- Learn to use CRISPR
Take a class on how to use CRISPR for your own experiments at Genspace, a citizen science lab in NYC (or a similar class in many community science labs across the world). No experience necessary.
- Join iGEM
iGEM is a worldwide synthetic biology organization initially created for college students and now open to entrepreneurs, community labs, and high schools.
- Get started with “drag-and-drop” genetic engineering for free
Download Genome Compiler software for free and experiment with “drag-and-drop genetic engineering.”
- Order synthetic DNA built to design or from the registry of standard biological parts online
- Buy equipment for your home biotech lab like OpenqPCR or Open Trons
The Next Generation of Biohackers
“[In the future] designing genomes will be a personal thing, a new art form as creative as painting or sculpture.” – Freeman Dyson
For most people, the words genetic engineering and biotechnology do not bring to mind a vision of a new generation of artists designing a new variety of flower or a new breed of pet.

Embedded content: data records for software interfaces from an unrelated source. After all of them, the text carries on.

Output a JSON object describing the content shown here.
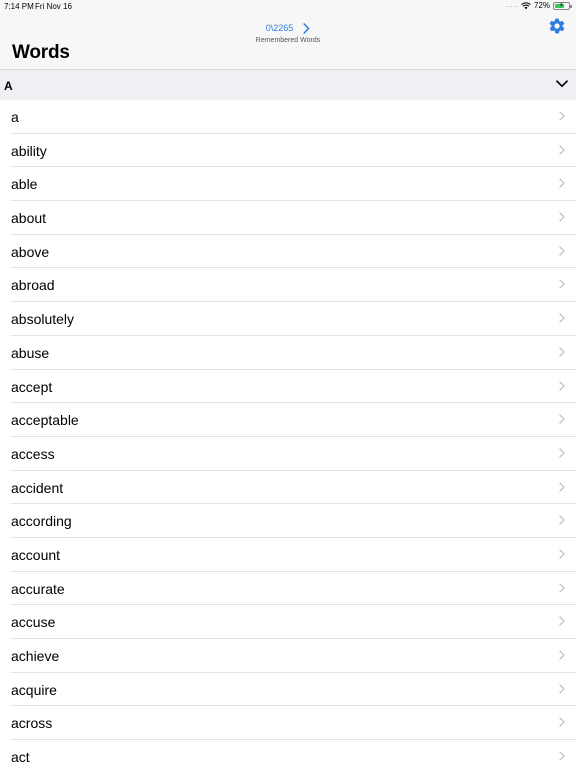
{
  "status_bar": {
    "time": "7:14 PM",
    "date": "Fri Nov 16",
    "signal": ".....",
    "battery_percent": "72%",
    "battery_level": 0.72
  },
  "nav": {
    "count": "0\\2265",
    "subtitle": "Remembered Words",
    "title": "Words",
    "accent_color": "#2f7de1"
  },
  "section": {
    "letter": "A"
  },
  "words": [
    "a",
    "ability",
    "able",
    "about",
    "above",
    "abroad",
    "absolutely",
    "abuse",
    "accept",
    "acceptable",
    "access",
    "accident",
    "according",
    "account",
    "accurate",
    "accuse",
    "achieve",
    "acquire",
    "across",
    "act"
  ]
}
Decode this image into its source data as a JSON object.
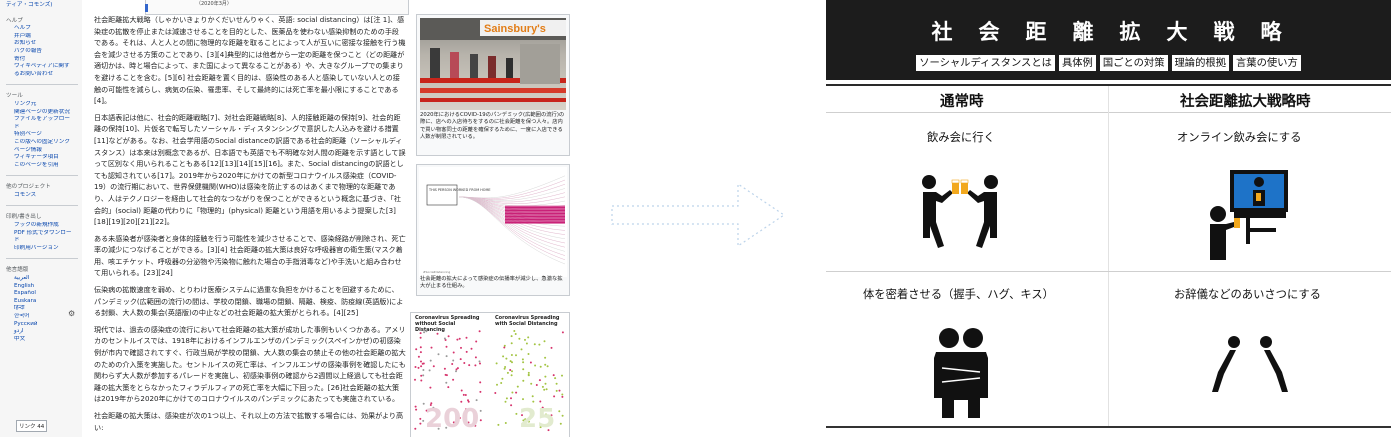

If this trend of biotechnology “domestication” continues, however, the next generation of engineers might be writing code not just for apps, but also new species of plants and animals.

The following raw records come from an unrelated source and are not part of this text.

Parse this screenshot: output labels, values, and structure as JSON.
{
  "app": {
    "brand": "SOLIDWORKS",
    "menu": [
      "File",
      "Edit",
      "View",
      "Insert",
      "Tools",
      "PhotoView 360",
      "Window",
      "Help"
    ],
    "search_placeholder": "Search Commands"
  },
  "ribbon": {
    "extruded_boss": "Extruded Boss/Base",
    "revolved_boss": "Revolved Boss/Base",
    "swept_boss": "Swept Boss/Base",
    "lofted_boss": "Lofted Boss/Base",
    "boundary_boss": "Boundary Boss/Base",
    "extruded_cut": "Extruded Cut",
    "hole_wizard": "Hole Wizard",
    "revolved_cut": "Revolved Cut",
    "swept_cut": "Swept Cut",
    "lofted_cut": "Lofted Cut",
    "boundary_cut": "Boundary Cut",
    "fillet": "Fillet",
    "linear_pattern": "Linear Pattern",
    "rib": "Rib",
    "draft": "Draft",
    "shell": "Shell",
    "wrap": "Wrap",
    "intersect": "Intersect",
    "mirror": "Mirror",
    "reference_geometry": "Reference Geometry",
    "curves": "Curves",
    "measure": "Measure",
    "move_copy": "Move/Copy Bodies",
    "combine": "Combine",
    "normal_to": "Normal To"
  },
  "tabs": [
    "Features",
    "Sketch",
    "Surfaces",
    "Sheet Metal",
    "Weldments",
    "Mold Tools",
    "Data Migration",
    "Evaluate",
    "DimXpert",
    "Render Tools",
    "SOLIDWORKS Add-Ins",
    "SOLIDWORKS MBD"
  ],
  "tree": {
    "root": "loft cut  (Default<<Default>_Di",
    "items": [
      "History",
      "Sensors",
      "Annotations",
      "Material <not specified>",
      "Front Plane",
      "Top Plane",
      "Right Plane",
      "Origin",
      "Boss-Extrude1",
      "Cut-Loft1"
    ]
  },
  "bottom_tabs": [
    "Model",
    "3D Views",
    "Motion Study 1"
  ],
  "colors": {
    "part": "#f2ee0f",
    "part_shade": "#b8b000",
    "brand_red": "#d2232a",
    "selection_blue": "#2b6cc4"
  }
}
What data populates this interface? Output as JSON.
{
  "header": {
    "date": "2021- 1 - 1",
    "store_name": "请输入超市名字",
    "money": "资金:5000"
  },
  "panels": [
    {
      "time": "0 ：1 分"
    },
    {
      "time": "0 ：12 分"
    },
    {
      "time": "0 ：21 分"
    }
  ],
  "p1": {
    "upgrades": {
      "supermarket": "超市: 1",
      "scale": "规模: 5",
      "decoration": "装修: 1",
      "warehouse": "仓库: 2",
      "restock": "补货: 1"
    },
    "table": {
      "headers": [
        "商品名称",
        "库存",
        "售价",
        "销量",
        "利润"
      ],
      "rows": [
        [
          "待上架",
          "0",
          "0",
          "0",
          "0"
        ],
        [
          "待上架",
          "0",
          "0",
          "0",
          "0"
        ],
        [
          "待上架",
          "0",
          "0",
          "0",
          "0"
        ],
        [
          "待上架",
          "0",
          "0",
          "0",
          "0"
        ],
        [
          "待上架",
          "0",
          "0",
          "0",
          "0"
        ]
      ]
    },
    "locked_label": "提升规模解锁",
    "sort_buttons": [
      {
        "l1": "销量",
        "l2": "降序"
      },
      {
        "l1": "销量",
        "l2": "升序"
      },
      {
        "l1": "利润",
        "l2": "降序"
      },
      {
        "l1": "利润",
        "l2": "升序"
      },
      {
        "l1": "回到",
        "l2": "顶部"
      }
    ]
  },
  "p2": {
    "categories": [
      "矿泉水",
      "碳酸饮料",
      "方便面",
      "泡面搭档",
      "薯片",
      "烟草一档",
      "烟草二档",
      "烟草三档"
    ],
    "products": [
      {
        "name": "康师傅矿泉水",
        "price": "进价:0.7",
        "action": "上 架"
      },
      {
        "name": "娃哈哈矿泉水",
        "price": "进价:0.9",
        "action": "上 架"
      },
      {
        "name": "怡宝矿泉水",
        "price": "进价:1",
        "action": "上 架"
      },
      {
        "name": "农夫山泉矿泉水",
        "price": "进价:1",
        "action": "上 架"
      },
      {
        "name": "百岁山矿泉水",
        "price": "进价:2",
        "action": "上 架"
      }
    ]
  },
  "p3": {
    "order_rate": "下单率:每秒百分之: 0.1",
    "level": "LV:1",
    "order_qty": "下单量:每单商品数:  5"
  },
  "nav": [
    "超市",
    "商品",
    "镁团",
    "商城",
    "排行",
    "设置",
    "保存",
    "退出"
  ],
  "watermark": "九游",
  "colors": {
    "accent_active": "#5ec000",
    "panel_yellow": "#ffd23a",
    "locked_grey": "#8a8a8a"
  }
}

And the potential here is much larger and more important than tinkering with the color of bacteria and flowers or designing new pets.
Last year, an iGEM team from Israel proposed a project to “develop cancer therapy that is both highly specific for cancer cells, efficient, and personalized for each tumor and patient genetics.” (You can read about their results here.) Another team proposed to upcycle methanol into a universal carbon source. And last year’s first prize winner at the high school level set out to prevent tissue damage from chronic inflammation in the human body.
To be clear, these are lofty goals—but the point is young people are already working towards them. And if they are working to solve huge challenges using synthetic biology today, imagine what they will be able to achieve given improved tools as adults?
Not only are teenagers already rewriting the code of life, their interest in doing more and learning more is quickly growing. So far, 18,000 people have participated in iGem. The competition has grown from 5 teams in 2004 to 245 teams in more than 32 countries in 2014.
What Could Go Wrong?
If Dyson’s prediction proves to be correct, we are already raising a generation of designers, engineers, and artists who will use amazing new toolsets to create on a new canvas—life itself.
So, what could possibly go wrong?
In a 2007 New York Times article “Our Biotech Future,” Dyson questions the ethics of domesticating biology. He asks: Can it or should it be stopped? If we’re not going to stop it, what limits should be imposed? If so, by whom and how should the limits be enforced?
The comparison to computers is useful to a point, but biology is obviously much more complicated and there were fewer ethical questions when we were building the first microchips.
Domesticating biotechnology means bringing it to the masses, and that means we’d have even less control over it than when it was limited to university or government funded labs.
The answer to Dyson’s first question seems clear: This trend is not going to stop. There’s too much momentum. We have learned too much about how to control our own biology to turn back.
And this is all the more reason to teach the next generation early on about the power and ethics of rewriting the code of life.